Preparing your franchise business for upcoming challenges

To keep your business flourishing, don't follow the trends. Set them.

Preparing your franchise business for upcoming challenges

2023 will be hard for all businesses here in the UK. With the 40-year-high inflation, the political instability and all the uncertainties around the housing market, the interest rates and the fiscal policy, one thing is clear. We should be prepared for a very volatile year. To survive the upcoming turbulent year, you will need some preparation. Here is all you need to do.

Make a decision: Scale or hit the brakes

Being a business owner is all about tough decisions. Decisions that can make or break your business. In times like these, taking things into your own hands and sticking to your plan is what counts. When all is said and done, you have two options – reinvest and scale your business in the hopes you will profit from the shrinking economy, or hit the brakes and let the storm pass. There is no wrong answer. The only bad move is not taking a decision, or even worse – making one and not sticking to it. No one knows your business better than you, so whether you should scale or hit the breaks is determined by various factors. For example, are your clients going to be able to afford your products? Is your market stable? Do you have long-term contracts? While you can’t predict with a hundred percent accuracy whether your business will stay steady, you can make an informed guess based on your analysis from Q3 this year. The 40-year-high inflation is not from yesterday, you know. Your customers have already shown their behaviour during crisis periods.

Invest in the people who want to grow with the right training

While you might think that you will save some money by relieving some of your employees from duty, you are actually making a huge mistake. Naturally, keeping morale high is the least of your problems if you can’t afford to pay salaries. However, if the point is to save some money because of the volatile market, getting rid of already trained professionals is suicide, especially with a record labour shortage in the UK. If you begin shortening your stuff, be prepared to keep this plan for at least two to three years. Moreover, morale as a whole will fall, and many of your best employees will jump ship without hesitation in fear of being next on your list of termination. A better solution is to solidify your employees’ trust in you by investing in their betterment. Use the spare time they will get from the lack of workload to train them and make them more efficient. Invest and promote those who are keen to become better. This way, once your business gets back on track, you will already have one well-oiled, cohesive team that will skyrocket your profits.

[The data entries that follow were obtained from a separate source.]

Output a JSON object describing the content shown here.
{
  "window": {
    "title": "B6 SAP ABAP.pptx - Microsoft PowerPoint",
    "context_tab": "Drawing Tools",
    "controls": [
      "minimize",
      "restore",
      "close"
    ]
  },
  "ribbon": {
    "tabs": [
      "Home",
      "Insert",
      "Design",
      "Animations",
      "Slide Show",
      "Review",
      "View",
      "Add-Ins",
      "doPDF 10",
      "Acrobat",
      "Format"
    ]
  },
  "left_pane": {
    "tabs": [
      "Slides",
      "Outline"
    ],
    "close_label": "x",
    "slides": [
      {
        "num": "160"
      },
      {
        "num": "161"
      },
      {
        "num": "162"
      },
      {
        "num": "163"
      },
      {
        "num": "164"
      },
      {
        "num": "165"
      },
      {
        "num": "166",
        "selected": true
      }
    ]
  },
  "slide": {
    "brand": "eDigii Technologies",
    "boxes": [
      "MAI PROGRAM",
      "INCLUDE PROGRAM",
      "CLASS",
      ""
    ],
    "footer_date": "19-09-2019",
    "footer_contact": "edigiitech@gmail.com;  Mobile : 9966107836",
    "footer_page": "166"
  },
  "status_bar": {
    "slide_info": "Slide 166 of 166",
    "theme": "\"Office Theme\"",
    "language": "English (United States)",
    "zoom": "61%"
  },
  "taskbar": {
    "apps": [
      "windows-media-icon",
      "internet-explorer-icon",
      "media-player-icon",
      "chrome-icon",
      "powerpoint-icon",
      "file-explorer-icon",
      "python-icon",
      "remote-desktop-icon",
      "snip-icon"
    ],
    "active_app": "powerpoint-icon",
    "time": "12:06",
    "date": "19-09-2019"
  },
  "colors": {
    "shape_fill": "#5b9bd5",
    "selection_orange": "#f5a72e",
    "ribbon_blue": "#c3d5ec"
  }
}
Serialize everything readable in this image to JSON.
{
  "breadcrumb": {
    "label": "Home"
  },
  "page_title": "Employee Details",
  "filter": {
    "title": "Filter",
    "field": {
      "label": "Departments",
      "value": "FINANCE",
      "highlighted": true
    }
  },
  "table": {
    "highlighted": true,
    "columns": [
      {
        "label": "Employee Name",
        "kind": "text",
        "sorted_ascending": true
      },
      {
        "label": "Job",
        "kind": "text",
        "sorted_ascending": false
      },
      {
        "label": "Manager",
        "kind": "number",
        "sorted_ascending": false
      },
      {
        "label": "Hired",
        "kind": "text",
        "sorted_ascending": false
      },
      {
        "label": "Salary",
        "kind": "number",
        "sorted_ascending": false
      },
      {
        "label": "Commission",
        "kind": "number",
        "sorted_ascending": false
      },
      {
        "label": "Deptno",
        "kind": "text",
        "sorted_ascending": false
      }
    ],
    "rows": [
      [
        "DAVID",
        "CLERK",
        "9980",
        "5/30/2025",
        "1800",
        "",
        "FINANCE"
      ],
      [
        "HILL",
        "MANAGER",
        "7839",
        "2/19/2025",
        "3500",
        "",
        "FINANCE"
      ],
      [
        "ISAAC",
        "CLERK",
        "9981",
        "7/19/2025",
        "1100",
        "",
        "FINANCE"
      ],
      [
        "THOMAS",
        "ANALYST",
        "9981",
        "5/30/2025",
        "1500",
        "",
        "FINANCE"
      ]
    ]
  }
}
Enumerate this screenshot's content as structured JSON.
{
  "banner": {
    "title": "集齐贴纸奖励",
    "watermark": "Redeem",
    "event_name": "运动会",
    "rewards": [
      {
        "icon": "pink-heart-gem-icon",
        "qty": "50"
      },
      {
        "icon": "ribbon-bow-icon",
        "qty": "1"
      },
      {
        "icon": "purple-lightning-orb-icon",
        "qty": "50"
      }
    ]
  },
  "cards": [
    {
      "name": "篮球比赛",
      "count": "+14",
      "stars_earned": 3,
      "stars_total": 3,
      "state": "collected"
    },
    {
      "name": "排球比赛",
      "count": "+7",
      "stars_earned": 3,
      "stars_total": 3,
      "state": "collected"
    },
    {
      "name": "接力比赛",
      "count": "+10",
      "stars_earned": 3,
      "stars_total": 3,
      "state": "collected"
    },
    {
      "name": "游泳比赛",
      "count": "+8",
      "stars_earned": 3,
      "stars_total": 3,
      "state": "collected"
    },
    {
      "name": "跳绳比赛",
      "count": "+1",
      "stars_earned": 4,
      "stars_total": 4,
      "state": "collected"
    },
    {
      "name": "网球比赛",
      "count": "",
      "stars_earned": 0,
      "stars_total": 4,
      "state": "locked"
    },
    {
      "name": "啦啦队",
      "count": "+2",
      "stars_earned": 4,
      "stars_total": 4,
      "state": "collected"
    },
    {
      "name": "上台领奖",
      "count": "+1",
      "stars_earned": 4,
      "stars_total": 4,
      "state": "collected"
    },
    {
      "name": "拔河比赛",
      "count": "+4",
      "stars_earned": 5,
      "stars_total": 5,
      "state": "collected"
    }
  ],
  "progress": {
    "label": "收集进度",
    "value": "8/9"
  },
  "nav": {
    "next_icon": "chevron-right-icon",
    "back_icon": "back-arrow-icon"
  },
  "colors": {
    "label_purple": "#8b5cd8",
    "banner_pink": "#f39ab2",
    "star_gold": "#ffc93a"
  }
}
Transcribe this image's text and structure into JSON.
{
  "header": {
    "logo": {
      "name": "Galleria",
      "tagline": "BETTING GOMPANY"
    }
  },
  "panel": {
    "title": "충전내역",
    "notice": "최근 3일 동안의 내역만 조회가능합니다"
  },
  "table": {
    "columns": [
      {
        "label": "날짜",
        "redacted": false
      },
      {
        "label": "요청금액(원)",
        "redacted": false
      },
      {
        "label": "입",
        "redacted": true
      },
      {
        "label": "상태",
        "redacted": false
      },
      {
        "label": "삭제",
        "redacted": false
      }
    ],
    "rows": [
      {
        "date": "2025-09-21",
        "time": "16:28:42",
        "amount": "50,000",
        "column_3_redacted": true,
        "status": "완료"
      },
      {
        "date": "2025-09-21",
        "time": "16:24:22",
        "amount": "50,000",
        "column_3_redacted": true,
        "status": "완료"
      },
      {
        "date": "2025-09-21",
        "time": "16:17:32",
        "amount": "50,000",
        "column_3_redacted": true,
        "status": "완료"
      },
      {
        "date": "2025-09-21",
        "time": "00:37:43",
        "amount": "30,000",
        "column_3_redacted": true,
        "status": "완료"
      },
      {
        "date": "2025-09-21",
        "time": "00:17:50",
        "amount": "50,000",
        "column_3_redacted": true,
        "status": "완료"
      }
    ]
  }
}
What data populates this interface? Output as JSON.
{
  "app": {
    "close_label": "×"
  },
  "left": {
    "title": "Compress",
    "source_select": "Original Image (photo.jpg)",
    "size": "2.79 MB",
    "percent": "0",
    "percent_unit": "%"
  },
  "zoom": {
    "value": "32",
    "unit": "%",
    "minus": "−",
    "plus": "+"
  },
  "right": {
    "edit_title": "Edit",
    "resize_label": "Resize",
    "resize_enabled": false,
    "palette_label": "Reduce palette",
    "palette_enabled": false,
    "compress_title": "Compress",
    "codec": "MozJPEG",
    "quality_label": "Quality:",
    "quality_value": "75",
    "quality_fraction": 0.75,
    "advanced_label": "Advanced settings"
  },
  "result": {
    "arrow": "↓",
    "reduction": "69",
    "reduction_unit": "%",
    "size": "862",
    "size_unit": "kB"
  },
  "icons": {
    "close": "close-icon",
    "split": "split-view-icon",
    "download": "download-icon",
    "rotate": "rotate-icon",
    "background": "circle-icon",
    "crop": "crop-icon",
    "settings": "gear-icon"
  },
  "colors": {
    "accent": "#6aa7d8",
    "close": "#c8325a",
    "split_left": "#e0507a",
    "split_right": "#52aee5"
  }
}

Set out processes and regulations

Reinvesting in your employees and franchisees means you will have to regulate their performance and optimise all processes within the company. To do so, your first step is to know your end goal. Make it realistic but ambitious. Next, make a draft of the workflow process. Don’t be a dictator and ask for your partner’s and employees’ input. After all, they are the ones who will use the process every day, and they can optimise it even better. Next, implement all changes one by one for a testing period to see if this truly makes the work more efficient. Finally, when all is done, you can put the new processes into use. If all of this is done with the spirit of collaboration with your franchisees and employees, regulating them won’t be an issue.

Invest in quality and uniqueness

Generic business is dying out, so if you want to stay afloat during the challenging year ahead, you need to stand out. At Fantastic Services, we always follow our client’s expectations and take notes whenever they ask for a service we don’t offer. The only way to survive a volatile market is innovation and flexibility to follow customers’ demands. That’s why we managed to provide our viral disinfection and other COVID-related services just a week after the lockdown began. Thus we stood afloat while many other home service providers went down for good. So to keep your business flourishing, don’t follow the trends. Set them.

Aim at low-hanging fruit

Selling something doesn’t always mean it’s hard to do or make. For example, everyone can clean their home, yet many prefer to delegate this job to others. The same goes for every household choir, no matter how easy it is. It’s no different for every industry. It’s usually the most mundane thing that people hate doing. So, often, the low-hanging fruit is what will make or break your bank. Find the easy, low-effort products and services in your market that people prefer not to do themselves, and you will go through the upcoming hardship effortlessly.

Be where your clients are – online

Naturally, for your business to survive, people need to know you are there, ready to take care of their problems. That’s actually true even when there are no crises. So, you need to be where your clients are. That means you have to have a significant presence online, as that’s where people hang out these days. Your website is a fine landing page, but not so good for reaching out. So, instead, be part of the community, make an effort to give them extra value, and solve their problems for free by providing them with advice on neighbourhood Facebook groups or other social forums. Most times, people will try, fail and ask you to fix their problem. So be a friendly neighbour, and people will come along themselves. That’s a recipe for success.

Surviving the upcoming crisis will be hard, there is no doubt there. Still, owning a business and being an entrepreneur is not about sailing in calm waters while fish are jumping in your boat on their own. Being the captain of the proverbial ship means you need to be firm and confident, stick by your crew, and be able to tame even the harshest storm.

Rune Sovndahl
Rune Sovndahl